Thinking twice about what you flush away may help you save money, and the environment. Toronto Metropolitan University released a new report on the first ever test of single-use wipes against rigorous criteria for flushability. The report, entitled Defining ”Flushability” for Sewer Use, comes out of Ryerson’s Flushability Lab at Urban Water TMU, and includes the testing of 101 single-use products, of which 23 being labeled as “flushable” by the manufacturer. Results showed that not one single wipe was able to fall apart or disperse safely through the sewer system test, which can negatively impact household plumbing, municipal sewage infrastructure, and consequently, the environment. 

To test the flushability of the samples, the researchers created a working model of the average home’s lavatory system from toilet to sewer, including the bends and slope, plus average water pressure typical of urban infrastructure. Each wipe was then tested to the wastewater industries specifications for toilet and drainline clearance plus disintegration. The report findings showed that none of the wipe samples fell apart or dispersed enough to safely pass through the sewer system without a risk of clogging or causing damage to infrastructure.  

“This important new research out of Urban Water TMU exemplifies the unintended consequences that can result from everyday actions taken by individuals and organizations,” added Nick Reid, Executive Director of Urban Water TMU. “Healthy cities depend on healthy urban water strategies, and we all play a vital role in this very delicate ecosystem.” 

For more recent research see here.

Barry holding solid waste extracted from toilet flushing lines
products tested for flushability lab
 (PDF file) 

Flushability Report

The flushability report explains the core findings from the project and how they will be addressed moving forward.
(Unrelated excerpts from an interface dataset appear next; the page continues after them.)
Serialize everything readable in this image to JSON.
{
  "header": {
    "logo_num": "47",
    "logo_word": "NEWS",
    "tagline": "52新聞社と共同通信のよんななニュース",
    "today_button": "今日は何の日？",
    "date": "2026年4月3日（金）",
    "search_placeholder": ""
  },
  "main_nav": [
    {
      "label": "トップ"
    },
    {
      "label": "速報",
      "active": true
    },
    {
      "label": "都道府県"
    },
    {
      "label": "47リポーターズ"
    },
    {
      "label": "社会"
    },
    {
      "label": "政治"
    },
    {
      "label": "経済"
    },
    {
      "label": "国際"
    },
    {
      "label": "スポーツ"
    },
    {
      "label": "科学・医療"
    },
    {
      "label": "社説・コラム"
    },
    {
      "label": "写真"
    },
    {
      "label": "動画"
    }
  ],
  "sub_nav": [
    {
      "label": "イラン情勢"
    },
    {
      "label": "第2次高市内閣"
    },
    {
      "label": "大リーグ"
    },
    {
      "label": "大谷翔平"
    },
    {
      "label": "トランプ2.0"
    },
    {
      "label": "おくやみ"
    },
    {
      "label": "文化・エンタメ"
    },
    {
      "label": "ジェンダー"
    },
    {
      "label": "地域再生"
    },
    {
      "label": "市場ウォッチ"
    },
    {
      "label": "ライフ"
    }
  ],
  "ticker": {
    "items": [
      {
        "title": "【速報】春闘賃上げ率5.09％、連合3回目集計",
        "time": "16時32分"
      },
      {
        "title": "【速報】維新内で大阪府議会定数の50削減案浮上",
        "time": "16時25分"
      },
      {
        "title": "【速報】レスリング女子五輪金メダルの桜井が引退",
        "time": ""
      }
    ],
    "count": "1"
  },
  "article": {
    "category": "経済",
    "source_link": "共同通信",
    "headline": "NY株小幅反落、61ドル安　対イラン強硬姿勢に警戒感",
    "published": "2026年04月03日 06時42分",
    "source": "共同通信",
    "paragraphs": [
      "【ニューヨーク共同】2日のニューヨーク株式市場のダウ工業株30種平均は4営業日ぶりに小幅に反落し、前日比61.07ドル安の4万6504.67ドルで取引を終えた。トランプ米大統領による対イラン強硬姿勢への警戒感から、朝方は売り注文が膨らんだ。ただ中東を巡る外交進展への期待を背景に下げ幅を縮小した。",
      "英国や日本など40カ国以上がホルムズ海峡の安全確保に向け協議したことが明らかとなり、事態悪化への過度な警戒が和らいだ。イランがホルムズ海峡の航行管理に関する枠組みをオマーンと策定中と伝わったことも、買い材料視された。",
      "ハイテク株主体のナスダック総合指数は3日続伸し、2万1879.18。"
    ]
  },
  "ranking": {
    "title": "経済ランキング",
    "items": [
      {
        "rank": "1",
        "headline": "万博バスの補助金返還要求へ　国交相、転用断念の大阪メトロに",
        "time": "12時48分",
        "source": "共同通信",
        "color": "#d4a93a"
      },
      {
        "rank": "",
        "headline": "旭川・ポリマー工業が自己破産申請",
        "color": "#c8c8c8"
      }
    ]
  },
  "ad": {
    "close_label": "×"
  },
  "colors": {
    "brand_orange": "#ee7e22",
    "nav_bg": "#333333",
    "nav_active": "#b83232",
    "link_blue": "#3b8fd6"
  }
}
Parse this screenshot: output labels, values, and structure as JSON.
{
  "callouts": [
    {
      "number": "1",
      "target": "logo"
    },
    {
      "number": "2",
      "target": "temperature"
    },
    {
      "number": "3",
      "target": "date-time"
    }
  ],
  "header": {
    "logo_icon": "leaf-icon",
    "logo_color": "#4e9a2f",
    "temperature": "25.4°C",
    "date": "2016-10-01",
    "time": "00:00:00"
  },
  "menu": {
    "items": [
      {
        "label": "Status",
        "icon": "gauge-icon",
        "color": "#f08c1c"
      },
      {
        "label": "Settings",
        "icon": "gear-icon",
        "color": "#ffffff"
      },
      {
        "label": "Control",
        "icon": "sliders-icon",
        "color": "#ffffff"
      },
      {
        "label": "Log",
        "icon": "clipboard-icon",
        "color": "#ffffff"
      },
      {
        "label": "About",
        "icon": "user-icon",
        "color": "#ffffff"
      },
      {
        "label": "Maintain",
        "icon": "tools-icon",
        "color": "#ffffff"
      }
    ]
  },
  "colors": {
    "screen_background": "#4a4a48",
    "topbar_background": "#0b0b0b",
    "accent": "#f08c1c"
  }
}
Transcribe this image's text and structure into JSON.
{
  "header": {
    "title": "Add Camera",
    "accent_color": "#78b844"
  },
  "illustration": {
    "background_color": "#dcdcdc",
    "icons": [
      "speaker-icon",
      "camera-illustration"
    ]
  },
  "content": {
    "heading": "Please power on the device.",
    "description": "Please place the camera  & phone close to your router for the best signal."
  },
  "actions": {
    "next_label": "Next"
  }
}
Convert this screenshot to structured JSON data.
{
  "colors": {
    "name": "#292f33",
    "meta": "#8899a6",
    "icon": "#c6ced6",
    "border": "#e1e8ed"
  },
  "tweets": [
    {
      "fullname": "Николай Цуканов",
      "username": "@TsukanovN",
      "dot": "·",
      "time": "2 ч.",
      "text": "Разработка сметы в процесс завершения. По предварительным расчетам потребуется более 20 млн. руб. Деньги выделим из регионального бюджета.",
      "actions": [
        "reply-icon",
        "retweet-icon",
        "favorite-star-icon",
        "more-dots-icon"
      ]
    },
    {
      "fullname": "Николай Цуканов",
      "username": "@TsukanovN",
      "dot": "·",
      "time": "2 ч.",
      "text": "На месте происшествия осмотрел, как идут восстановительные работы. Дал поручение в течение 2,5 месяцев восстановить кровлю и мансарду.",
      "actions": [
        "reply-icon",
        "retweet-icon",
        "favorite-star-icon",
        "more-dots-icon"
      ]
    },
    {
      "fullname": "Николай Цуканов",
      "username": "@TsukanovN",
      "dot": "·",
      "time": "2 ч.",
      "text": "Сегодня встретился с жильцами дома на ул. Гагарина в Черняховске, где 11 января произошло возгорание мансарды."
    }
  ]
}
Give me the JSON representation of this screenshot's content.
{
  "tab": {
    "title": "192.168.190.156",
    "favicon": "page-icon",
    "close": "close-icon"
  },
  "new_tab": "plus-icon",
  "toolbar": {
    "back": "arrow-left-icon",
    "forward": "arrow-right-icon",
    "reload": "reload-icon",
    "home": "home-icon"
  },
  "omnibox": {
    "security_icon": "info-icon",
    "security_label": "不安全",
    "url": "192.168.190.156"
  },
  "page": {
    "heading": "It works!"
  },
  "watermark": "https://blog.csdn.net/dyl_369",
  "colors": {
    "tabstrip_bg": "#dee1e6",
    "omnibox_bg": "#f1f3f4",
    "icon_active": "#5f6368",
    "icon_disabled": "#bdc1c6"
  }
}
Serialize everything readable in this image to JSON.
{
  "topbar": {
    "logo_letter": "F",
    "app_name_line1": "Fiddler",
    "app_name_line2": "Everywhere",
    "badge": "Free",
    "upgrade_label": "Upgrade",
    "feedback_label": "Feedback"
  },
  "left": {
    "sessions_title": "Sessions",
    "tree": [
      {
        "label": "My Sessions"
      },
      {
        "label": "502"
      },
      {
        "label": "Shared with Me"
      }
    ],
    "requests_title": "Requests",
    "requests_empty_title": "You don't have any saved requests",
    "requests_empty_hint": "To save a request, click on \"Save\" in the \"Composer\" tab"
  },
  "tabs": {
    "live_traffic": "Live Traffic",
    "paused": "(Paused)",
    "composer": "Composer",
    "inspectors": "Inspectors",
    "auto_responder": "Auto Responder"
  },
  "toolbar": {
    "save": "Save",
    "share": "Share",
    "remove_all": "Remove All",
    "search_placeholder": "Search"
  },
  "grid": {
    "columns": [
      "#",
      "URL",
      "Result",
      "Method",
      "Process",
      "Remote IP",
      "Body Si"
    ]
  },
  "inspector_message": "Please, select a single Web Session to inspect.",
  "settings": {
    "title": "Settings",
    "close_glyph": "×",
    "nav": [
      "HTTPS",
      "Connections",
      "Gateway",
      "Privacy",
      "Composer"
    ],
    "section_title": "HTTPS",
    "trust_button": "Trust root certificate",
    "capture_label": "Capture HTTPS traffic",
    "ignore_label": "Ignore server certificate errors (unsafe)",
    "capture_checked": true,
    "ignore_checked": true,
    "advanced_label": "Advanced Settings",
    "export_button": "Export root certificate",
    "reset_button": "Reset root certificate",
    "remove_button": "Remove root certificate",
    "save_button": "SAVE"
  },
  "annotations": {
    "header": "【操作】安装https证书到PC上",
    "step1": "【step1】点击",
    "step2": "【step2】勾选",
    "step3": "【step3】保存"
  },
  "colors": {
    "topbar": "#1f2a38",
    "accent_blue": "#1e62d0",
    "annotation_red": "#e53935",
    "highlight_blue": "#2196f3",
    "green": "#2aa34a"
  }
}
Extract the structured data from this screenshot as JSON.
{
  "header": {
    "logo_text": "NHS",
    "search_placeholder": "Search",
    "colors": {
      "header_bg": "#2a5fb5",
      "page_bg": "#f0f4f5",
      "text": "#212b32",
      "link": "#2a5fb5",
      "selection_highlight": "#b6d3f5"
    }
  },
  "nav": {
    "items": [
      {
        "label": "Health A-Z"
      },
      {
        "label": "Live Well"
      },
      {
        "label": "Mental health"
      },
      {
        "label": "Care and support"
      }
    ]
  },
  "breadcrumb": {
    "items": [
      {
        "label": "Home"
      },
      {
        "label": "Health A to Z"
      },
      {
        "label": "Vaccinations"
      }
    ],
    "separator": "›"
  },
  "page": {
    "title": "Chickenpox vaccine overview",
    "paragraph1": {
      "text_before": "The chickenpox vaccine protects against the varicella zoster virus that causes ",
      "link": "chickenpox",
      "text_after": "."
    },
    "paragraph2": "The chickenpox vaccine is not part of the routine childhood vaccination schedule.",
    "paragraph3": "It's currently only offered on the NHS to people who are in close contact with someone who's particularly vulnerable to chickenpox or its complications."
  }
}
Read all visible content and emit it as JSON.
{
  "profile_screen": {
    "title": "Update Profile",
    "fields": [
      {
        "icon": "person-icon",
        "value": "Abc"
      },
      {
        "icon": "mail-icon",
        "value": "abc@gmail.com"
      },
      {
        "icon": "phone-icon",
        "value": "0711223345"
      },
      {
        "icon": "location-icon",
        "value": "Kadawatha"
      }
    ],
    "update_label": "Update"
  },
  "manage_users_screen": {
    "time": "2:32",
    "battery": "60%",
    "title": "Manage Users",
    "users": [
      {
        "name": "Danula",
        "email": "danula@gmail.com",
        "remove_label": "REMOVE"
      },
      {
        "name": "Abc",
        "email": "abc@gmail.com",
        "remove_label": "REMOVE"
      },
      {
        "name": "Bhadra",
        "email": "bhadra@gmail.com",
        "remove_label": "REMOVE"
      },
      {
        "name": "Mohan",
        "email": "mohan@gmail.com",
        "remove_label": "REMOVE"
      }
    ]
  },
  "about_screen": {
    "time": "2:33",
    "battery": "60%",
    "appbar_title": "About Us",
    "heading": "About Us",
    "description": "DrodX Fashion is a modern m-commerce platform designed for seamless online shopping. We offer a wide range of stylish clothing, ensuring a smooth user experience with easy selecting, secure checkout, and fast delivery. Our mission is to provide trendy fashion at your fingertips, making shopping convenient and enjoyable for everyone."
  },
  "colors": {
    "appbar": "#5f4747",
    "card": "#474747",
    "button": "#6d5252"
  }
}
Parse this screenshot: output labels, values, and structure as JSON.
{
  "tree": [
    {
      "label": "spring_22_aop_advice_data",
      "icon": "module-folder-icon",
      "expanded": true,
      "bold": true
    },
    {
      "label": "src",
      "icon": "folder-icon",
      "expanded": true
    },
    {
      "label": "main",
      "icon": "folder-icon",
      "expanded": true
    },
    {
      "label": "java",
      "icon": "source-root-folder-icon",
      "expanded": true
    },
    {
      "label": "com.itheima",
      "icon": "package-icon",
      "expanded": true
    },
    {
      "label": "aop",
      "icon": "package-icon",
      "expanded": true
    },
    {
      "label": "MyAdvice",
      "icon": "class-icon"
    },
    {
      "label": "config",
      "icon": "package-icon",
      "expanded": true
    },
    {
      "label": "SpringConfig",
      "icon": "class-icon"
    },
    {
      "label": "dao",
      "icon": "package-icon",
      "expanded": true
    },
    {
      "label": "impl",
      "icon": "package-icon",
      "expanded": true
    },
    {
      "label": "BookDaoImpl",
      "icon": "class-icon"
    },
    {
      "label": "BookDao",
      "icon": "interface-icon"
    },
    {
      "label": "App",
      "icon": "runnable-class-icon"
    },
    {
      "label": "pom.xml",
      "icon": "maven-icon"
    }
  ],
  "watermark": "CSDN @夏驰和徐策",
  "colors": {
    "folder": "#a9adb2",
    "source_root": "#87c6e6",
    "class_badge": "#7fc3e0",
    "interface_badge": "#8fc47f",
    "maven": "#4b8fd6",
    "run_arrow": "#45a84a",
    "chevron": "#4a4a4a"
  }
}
 (PDF file) 

Press Release

The media release highlights the intentions of the project and the findings in a short summary.